This film is criminally underrated. In fact, you should stop reading this list right now and go watch it. Go ahead, I’ll wait…
2. The Revenant (2015)
The movie that FINALLY gave poor Leo his Oscar
While the movie is set in Montana and South Dakota, most of it was filmed in Canada. However, one of the film’s most pulse pounding scenes was shot in the rapids of Kootenai Falls, just downstream from Libby. In this scene Hugh Glass (played by DiCaprio) uses the waterfall to escape from a party of pursuing Arikara hunters. (Movie-Locations: Revenant, 2020)
I just gotta say…y’all know that scene where Leo eats a raw bison liver? Yeah, that wasn’t special effects. Real Liver. Real Reaction. He also actually crawled inside of a dead horse. All I’m saying is that if DiCaprio wanted to live in Montana he would fit in around here just fine. ¯\_(ツ)_/¯

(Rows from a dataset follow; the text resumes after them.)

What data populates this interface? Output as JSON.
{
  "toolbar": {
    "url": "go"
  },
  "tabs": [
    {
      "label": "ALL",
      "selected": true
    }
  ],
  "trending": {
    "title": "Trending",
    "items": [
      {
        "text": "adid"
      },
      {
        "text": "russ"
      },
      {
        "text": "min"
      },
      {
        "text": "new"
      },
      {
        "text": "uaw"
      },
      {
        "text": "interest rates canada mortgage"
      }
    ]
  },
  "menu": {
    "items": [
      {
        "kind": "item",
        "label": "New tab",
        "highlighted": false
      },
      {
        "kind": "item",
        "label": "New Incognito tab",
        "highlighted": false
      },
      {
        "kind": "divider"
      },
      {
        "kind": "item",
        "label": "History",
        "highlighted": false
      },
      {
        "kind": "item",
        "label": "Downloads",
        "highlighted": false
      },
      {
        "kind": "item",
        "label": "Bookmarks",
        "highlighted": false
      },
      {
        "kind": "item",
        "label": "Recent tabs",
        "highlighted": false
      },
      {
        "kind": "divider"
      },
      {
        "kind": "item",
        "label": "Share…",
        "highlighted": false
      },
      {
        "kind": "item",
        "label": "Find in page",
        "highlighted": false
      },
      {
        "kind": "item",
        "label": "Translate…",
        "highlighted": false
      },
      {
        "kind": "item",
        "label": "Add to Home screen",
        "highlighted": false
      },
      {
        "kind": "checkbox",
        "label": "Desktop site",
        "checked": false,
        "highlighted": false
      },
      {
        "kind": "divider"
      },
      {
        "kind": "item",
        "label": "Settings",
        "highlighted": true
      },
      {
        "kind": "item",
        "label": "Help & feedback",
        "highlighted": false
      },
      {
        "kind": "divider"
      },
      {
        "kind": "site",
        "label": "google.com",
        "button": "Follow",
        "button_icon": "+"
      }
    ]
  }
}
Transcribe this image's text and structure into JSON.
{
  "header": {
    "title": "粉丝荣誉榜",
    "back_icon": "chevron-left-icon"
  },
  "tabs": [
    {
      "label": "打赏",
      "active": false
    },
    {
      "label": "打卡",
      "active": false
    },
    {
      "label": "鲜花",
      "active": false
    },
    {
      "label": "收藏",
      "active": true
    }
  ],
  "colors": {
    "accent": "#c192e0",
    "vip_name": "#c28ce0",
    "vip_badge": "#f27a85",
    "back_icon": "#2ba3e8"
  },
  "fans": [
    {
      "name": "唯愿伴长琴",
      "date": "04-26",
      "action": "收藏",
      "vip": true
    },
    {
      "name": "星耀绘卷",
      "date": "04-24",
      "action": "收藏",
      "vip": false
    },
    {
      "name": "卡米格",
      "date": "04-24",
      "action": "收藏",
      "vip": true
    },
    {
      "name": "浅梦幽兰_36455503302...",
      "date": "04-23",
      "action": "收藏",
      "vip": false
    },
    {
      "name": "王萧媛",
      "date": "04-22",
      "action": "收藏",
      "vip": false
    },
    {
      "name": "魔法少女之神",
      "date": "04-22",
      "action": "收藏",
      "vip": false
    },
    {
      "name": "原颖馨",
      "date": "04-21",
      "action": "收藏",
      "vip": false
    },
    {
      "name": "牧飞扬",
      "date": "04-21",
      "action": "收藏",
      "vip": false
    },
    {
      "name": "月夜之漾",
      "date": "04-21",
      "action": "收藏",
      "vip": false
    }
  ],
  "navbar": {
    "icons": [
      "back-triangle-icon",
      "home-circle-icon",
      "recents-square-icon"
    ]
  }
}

Honorable Mention: Return to Lonesome Dove (1993)
A Cowboy’s Odyssey
This 4-part mini-series, while technically not a movie, deserves a place on this list. The sequel to the epic adventure Lonesome Dove follows Captain Woodrow F. Call’s return from Texas to his ranch in Montana.
This series is the perfect binge watch for fans of John Wayne and Clint Eastwood movies. The filming locations span across the state and include Butte, Cardwell, Virginia and Nevada City, Laurel, and Billings. (Return to Lonesome Dove: Filming and Production, 2020)
Fun Fact:My Dad worked on the Set #2 of this movie while he was in college. He was paid $100 a day to pick up and hide barb wire fences so they were not caught on camera. He and his coworker would spend their free time hunting rattlesnakes to turn into boots and hatbands to sell to the California crew.
I’m sorry, but my Dad is cooler than your dad. 🙂
1. A River Runs Through It (1992)
I’ll never leave Montana, Brother
There is no other way to end this list than with the most iconic Montana movie of all time. While most of these entries only take advantage of the state’s amazing scenery, Montana provides the heart and soul of this beautiful story.
While the film was set in Missoula and by the Blackstone river, the scenes in town were filmed in Livingston, MT. Likewise, the fishing scenes were captured in Paradise Valley on the Yellowstone River, the Gallatin River south of Bozeman, and the Boulder River by Big Timber. (Movie-Locations: River Runs Through It, 2020)
So many elements of this movie make it special. Norman Maclean’s story was adapted by Richard Friedenberg and brought to life by director Robert Redford. The entire cast is amazing, with now legendary actor Brad Pitt standing out among the crowd.
If you were born under the Big Sky…you need to watch this movie. If you have, you know why I can’t put the feeling into words. This film reminds us where we come from. It reminds us of Home.
Ashton, W. (2020, January 2). Forrest Gump: 10 Behind-The-Scenes Facts About The Classic Tom Hanks Movie. Retrieved from Cinema Blend: https://www.cinemablend.com/news/2487844/forrest-gump-10-behind-the-scenes-facts-about-the-classic-tom-hanks-movie
Movie-Locations: Forrest Gump. (2020). Retrieved from Movie-Locations: https://www.movie-locations.com/movies/f/Forrest-Gump.php
Movie-Locations: Revenant. (2020). Retrieved from Movie-Locations: http://movie-locations.com/movies/r/Revenant.php
Movie-Locations: River Runs Through It. (2020). Retrieved from Movie-Locations: http://movie-locations.com/movies/r/River-Runs-Through-It.php
Movie-Locations: Untouchables. (2020). Retrieved from Movie-Locations: http://movie-locations.com/movies/u/Untouchables.php
Return to Lonesome Dove: Filming and Production. (2020). Retrieved from IMDB: https://www.imdb.com/title/tt0106112/locations?ref_=tt_ql_dt_5
Traylor, A. (2014, August 11). Remembering Robin Williams in Montana: His Visit to Glacier National Park. Retrieved from 107.5 Zoo FM: https://1075zoofm.com/robin-williams-montana/#:~:text=Remembering%20Robin%20Williams%20in%20Montana%3A%20His%20Visit%20to%20Glacier%20National%20Park&text=Scenes%20from%20the%20film%20’What,was%20directed%20by%20Vincent%20Ward